Academic & Research
The CEU Campus
Wednesday, November 30, 2016, 5:30 pm – 7:10 pm

Capital Market Actors in a Varieties of Financial Capitalism 




Dominik Brenner 

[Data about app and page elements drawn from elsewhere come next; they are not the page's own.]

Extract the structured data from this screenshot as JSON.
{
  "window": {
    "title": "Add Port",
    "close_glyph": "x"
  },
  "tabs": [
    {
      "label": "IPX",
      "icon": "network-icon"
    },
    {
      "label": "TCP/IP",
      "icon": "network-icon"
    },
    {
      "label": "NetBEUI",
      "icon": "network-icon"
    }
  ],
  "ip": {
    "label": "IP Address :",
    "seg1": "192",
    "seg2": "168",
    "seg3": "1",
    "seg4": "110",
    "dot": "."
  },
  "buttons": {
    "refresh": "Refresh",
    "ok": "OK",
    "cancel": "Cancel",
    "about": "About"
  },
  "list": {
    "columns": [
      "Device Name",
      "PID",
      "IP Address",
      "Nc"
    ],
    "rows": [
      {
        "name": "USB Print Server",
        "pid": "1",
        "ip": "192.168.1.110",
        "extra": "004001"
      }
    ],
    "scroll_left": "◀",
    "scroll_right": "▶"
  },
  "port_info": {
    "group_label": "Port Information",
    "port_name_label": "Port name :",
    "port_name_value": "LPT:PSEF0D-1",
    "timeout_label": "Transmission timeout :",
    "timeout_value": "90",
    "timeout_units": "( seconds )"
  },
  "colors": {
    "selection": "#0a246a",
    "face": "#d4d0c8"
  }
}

Abstract / After establishing the banking union, the EU is on its way to implement a capital markets union for the Eurozone. Despite questions about the sustainability of further economic integration, it puts the spotlight on financial institutions and their investment patterns in the Eurozone. While Comparative Political Economy (CPE) is now focusing on the (non-)convergence of national banking systems and the political impact of these different national banking systems during the negotiations for the Banking Union, other financial actors receive only very limited attention (for an exception see Socio-Economic Review, forthcoming 2016). The small amount that has been written in CPE about non-bank financial institutions divides them across a patient-impatient capital dimension (the two extreme cases are Hedge Funds as highly impatient and Family funds as highly patient), yet lack to convincingly conceptualise these actors within national systems. Thus, my project wants to ask the question whether financial institutions differ in their investment patterns towards different types of firms. I will keep the patient-impatient capital dimension which the recent CPE literature borrows from the Varieties of Capitalism approach, but I will increase the scope by dividing firms into large/ international corporations, SMEs and firms that fit the normative ideal of the German Mittelstand. 


Discussant / Prof. László Bruszt





Constraining the executive in resource abundant countries




Antonio Smith Bravo

Abstract / The natural resource curse has been widely discussed by scholars of both economics and political science. The impact of institutional quality has been crucial in determining the development paths of resource-dependent countries. Resource abundance in electoral democracies has been associated with lower demands for accountability, which usually results in discretionary expenditures that incentivize political patronage, rent-seeking, and corruption. In order to promote political accountability, liberal democracies have strengthened checks and balances that activate political constraints on the executive. However, the resource curse studies have not addressed how natural resource revenues affect the different types of political constraints on the executive. The purpose of this research is to tease out the impact of natural resource revenues on different types of political constraints on the executive, such as legislative and judicial constraints and the autonomy of subnational units. I hypothesize that resource revenues have a negative impact on the different types of political constraints on the executive. Methodologically, I will look into this issue by analyzing a global panel data set that explains different checks and balances using fixed effects modeling. I will also qualitatively discuss 3 case studies from Latin American oil-dependent electoral democracies -Colombia, Ecuador and Venezuela - in order to reveal the potential mechanisms through which resource booms could affect checks and balances. By closely examining the relationship between natural resource dependency and checks and balances, this research will shed additional light on the topic of democracies dependent on natural resources.


Discussant / Alfredo Hernandez